Republican turnout in Virginia went from 1 million in 2013, to 1.4 million in 2017, to 1.6 million in 2021 — or 1,663,596, to be precise.
The presentation did not delve into why Republican turnout has been surging, or whether it has considerably to do with previous President Donald Trump. Devin O’Malley, who suggested Youngkin’s campaign in Virginia and also worked for previous Vice President Mike Pence, told Yahoo News that throwing all-around the phrase “MAGA Republican” is “an endeavor to brand Republicans in a way that riles up Democratic donors.”
Terminology aside, Republicans have been turning out in droves not too long ago, which O’Malley reported was largely pushed by financial turbulence beneath President Biden and overreach on social difficulties by Democrats.
“A lot of it is a sharp 180-degree change from the expertise a great deal of People experienced under the Trump-Pence administration,” O’Malley reported, when the economic climate was roaring right until the emergence of the COVID-19 pandemic. Now, Us citizens are working with crimson-incredibly hot inflation, and polls show that they’re progressively anxious about economic matters.
Youngkin, for his part, was capable to gain about a lot of suburban voters who experienced voted for Biden by talking about instruction and parental legal rights, capitalizing on disappointment amongst moms and dads about pandemic-related limits on schooling and corporations. That mixed with a populist, suitable-wing backlash against academic and company policies of conversing about systemic racism, at times in strategies that rankled middle-of-the-highway voters.
Ruy Texeira, a revered Democratic analyst who is warning the Democrats that they have “lost their way” when it arrives to appealing to “normie voters,” wrote this 7 days that even with Republicans enjoying defense on abortion, the GOP still has an advantage when it arrives to quite a few social difficulties.
“The sad truth is that the cultural remaining in and about the Democratic get together has managed to affiliate the bash with a collection of sights on criminal offense, immigration, policing, totally free speech and of training course race and gender that are fairly considerably from those of the median voter,” wrote Texeira.
“Voters are not certain Democrats can glance outside of id politics to ensure public security, secure borders, superior-quality, non-ideological schooling, and financial progress for all People,” extra Texeira, who just lately departed the remaining-leaning Centre for American Development to do the job at the ideal-leaning American Enterprise Institute.
Democrats will make use of many techniques to make absolutely sure their voters get to the polls this November and blunt any surge in Republican turnout. But The us Votes is a single Democratic group that is adamant that their social gathering have to do far better at outdated-fashioned door-knocking than they have the earlier several election cycles.
In 2020, Democrats stopped conference voters in human being at their households, out of worry in excess of the distribute of the coronavirus.
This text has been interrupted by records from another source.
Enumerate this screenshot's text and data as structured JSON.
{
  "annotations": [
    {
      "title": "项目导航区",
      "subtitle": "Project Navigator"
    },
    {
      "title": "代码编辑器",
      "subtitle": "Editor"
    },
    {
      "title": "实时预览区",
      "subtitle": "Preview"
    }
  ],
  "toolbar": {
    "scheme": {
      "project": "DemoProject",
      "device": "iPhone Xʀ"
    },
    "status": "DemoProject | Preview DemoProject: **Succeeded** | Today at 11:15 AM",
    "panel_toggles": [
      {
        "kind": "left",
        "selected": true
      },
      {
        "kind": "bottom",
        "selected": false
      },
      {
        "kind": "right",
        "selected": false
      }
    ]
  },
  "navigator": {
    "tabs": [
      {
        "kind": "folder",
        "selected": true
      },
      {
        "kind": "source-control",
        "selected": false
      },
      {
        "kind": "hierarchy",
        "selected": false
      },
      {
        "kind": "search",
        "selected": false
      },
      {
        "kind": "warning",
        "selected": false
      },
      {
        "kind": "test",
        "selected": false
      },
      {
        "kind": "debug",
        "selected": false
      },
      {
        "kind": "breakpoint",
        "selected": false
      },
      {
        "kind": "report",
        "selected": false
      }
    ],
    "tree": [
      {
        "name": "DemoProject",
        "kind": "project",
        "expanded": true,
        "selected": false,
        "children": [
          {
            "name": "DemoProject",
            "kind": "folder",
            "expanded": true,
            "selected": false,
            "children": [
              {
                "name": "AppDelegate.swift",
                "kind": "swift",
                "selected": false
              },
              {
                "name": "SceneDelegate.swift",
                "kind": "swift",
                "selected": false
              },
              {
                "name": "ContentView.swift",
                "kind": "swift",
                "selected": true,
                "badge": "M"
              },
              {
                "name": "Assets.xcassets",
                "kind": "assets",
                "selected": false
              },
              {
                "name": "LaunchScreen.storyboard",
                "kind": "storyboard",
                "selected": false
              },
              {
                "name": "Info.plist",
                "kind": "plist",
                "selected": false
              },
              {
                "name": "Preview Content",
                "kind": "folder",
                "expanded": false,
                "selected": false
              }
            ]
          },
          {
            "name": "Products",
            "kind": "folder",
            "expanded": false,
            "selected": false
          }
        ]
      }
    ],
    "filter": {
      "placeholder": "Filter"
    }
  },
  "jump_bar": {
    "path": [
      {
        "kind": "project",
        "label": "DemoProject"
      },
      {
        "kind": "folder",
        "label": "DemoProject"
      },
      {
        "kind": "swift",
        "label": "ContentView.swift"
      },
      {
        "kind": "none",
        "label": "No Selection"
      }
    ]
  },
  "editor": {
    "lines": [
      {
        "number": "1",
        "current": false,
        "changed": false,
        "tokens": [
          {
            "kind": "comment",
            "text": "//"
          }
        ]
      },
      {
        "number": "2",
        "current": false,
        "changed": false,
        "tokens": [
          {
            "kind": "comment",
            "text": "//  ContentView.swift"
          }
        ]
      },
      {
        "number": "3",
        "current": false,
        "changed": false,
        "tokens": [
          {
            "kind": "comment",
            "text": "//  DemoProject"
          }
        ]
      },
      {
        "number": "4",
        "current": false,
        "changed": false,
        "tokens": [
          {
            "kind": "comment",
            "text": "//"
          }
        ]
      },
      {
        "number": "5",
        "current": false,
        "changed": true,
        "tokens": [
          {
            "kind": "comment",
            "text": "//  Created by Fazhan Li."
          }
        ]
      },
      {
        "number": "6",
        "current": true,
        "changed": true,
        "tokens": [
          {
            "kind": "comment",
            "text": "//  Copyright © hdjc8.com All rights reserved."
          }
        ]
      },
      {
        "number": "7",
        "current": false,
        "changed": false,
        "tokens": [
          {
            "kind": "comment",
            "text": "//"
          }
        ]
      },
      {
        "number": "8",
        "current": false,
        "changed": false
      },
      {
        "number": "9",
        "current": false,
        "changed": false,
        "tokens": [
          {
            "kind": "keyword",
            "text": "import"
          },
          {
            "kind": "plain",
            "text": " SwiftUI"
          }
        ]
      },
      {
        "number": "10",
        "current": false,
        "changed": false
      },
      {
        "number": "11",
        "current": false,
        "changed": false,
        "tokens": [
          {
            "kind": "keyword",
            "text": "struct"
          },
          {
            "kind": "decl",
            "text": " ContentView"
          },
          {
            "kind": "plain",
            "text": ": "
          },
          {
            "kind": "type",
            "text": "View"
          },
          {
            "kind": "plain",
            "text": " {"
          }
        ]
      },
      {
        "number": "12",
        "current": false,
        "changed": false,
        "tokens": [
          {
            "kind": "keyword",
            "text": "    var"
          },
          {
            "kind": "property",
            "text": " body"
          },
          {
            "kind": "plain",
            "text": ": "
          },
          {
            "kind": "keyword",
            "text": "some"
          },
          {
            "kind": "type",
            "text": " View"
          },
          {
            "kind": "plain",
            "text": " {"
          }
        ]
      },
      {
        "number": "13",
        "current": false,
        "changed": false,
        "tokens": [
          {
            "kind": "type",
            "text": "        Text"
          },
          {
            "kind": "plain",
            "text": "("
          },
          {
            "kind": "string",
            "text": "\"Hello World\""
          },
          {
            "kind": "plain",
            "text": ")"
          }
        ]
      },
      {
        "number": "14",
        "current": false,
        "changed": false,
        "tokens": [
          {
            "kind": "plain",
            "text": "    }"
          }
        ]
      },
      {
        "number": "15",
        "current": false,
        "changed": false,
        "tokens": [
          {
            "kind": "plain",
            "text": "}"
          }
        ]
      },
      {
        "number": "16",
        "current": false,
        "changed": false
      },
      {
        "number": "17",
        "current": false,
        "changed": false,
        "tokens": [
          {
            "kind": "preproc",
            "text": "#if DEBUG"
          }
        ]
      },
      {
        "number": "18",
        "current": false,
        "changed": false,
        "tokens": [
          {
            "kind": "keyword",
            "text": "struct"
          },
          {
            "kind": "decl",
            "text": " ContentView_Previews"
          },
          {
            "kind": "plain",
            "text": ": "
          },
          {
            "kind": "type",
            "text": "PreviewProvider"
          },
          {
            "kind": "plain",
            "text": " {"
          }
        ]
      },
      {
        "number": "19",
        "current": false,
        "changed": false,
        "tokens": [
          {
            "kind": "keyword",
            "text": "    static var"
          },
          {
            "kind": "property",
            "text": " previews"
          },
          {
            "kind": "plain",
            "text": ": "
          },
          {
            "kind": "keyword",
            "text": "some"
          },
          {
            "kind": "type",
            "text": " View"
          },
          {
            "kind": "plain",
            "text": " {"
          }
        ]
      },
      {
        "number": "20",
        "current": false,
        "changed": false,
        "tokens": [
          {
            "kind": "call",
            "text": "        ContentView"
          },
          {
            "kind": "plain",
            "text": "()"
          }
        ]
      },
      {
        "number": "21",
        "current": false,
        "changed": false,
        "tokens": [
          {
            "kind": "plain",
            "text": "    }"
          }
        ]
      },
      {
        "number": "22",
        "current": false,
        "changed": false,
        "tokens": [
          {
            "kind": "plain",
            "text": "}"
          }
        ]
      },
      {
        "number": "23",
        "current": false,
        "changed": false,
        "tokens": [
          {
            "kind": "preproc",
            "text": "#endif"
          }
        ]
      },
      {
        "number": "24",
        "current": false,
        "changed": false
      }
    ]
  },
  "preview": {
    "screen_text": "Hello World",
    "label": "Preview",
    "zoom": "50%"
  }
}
Republicans did not, and in states like Texas, Democrats concluded afterward that Republicans turned out extra voters than they had in section because they experienced not been heading door-to-doorway.
So significantly, Democrats are ahead of their 2018 pace for door-knocking in 7 of the top rated eight competitive states, with Michigan being the only outlier, the America Votes presentation said.
In the 2022 cycle, Democrats know that school-educated supporters who are engaged with politics are probable to vote and never require much help. But lessen-earnings voters who usually really don’t pay as a lot interest to politics, if any, need to have that face-to-confront take a look at. And in an election they assume to be close in many critical states, people votes could make the change.